It’s difficult to know who is going to commit fraud at a company. In 89% of internal fraud cases (fraud committed by employees of a company), the perpetrator was never previously charged or convicted of a fraud-related offense. So there is very little direct evidence that someone is more likely to commit fraud when they come to work for you.
That is why we look for red flags… signs that someone may be more likely to engage in fraud. We call these personal red flags of fraud, and there are literally hundreds of them that could indicate a greater propensity toward fraud. While companies have to be careful in the hiring process to not discriminate against protected classes, they most certainly can consider legal troubles (particularly of a financial nature) when hiring someone who is going to have access and/or control over budgets and money.

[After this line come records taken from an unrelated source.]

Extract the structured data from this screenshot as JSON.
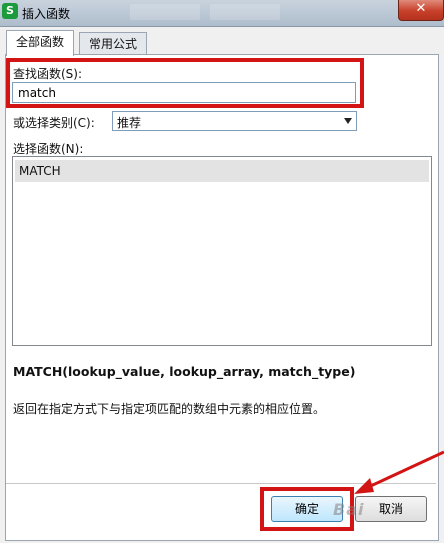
{
  "window": {
    "title": "插入函数",
    "app_icon_letter": "S",
    "close_glyph": "✕"
  },
  "tabs": [
    {
      "label": "全部函数",
      "active": true
    },
    {
      "label": "常用公式",
      "active": false
    }
  ],
  "search": {
    "label": "查找函数(S):",
    "value": "match"
  },
  "category": {
    "label": "或选择类别(C):",
    "selected": "推荐"
  },
  "function_list": {
    "label": "选择函数(N):",
    "items": [
      "MATCH"
    ]
  },
  "details": {
    "signature": "MATCH(lookup_value, lookup_array, match_type)",
    "description": "返回在指定方式下与指定项匹配的数组中元素的相应位置。"
  },
  "buttons": {
    "ok": "确定",
    "cancel": "取消"
  },
  "watermark": "Bai",
  "colors": {
    "highlight_red": "#d21414",
    "list_selection": "#e3e3e3"
  }
}
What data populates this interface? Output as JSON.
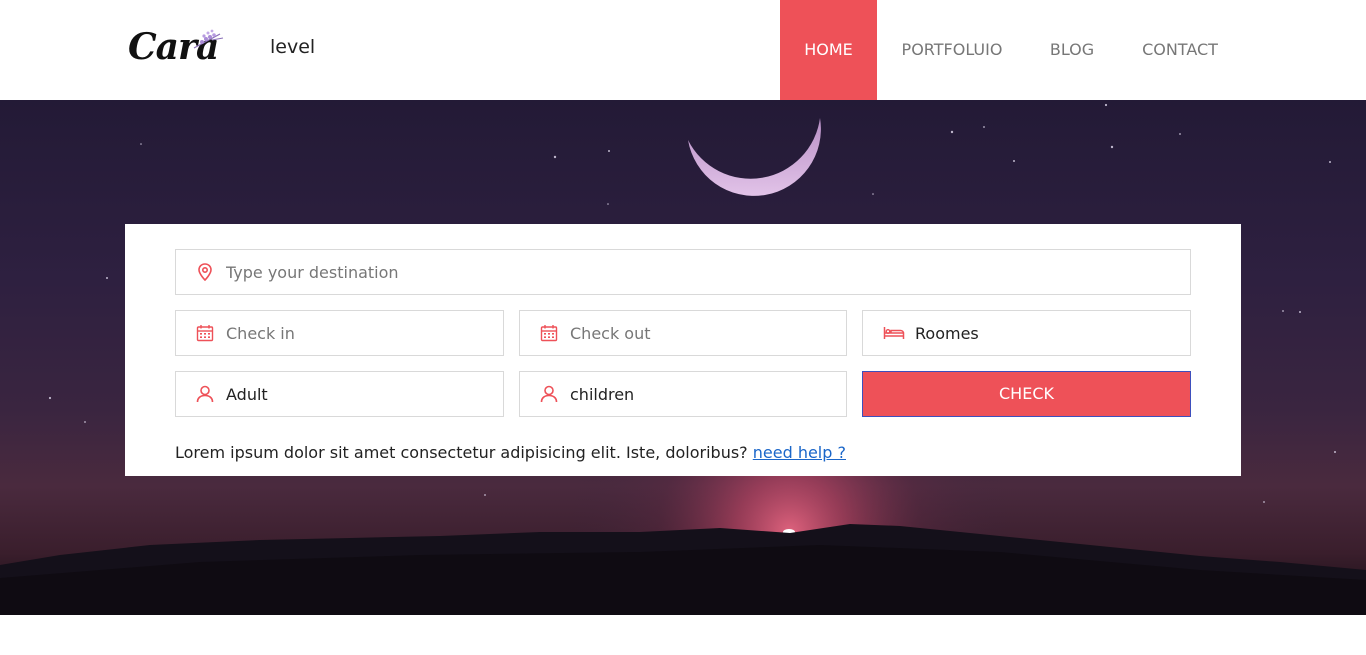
{
  "header": {
    "logo_text": "Cara",
    "brand_sub": "level",
    "nav": [
      {
        "label": "HOME",
        "active": true
      },
      {
        "label": "PORTFOLUIO",
        "active": false
      },
      {
        "label": "BLOG",
        "active": false
      },
      {
        "label": "CONTACT",
        "active": false
      }
    ]
  },
  "booking": {
    "destination_placeholder": "Type your destination",
    "checkin_placeholder": "Check in",
    "checkout_placeholder": "Check out",
    "rooms_value": "Roomes",
    "adult_value": "Adult",
    "children_value": "children",
    "check_button": "CHECK",
    "note_text": "Lorem ipsum dolor sit amet consectetur adipisicing elit. Iste, doloribus? ",
    "help_link": "need help ?"
  },
  "colors": {
    "accent": "#ee5158",
    "link": "#1a66c9",
    "button_border": "#3d4fbd"
  },
  "icons": {
    "destination": "map-pin-icon",
    "checkin": "calendar-icon",
    "checkout": "calendar-icon",
    "rooms": "bed-icon",
    "adult": "user-icon",
    "children": "user-icon",
    "logo_ornament": "lavender-sprig-icon"
  }
}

This topic came to my attention as the City of Milwaukee encounters an interesting turn in their quest to hire a new Health Commissioner. One of two finalists for the position, Jeanette Kowalik, has had some significant financial troubles that were reported yesterday in the local newspaper. Ms. Koawalik filed for Chapter 7 bankruptcy in both 2003 and 2014. Chapter 7 bankruptcy allows the filer to clear unsecured debts, but not debts secured with collateral (like a home) or student loans. She also lost a home to foreclosure in 2014.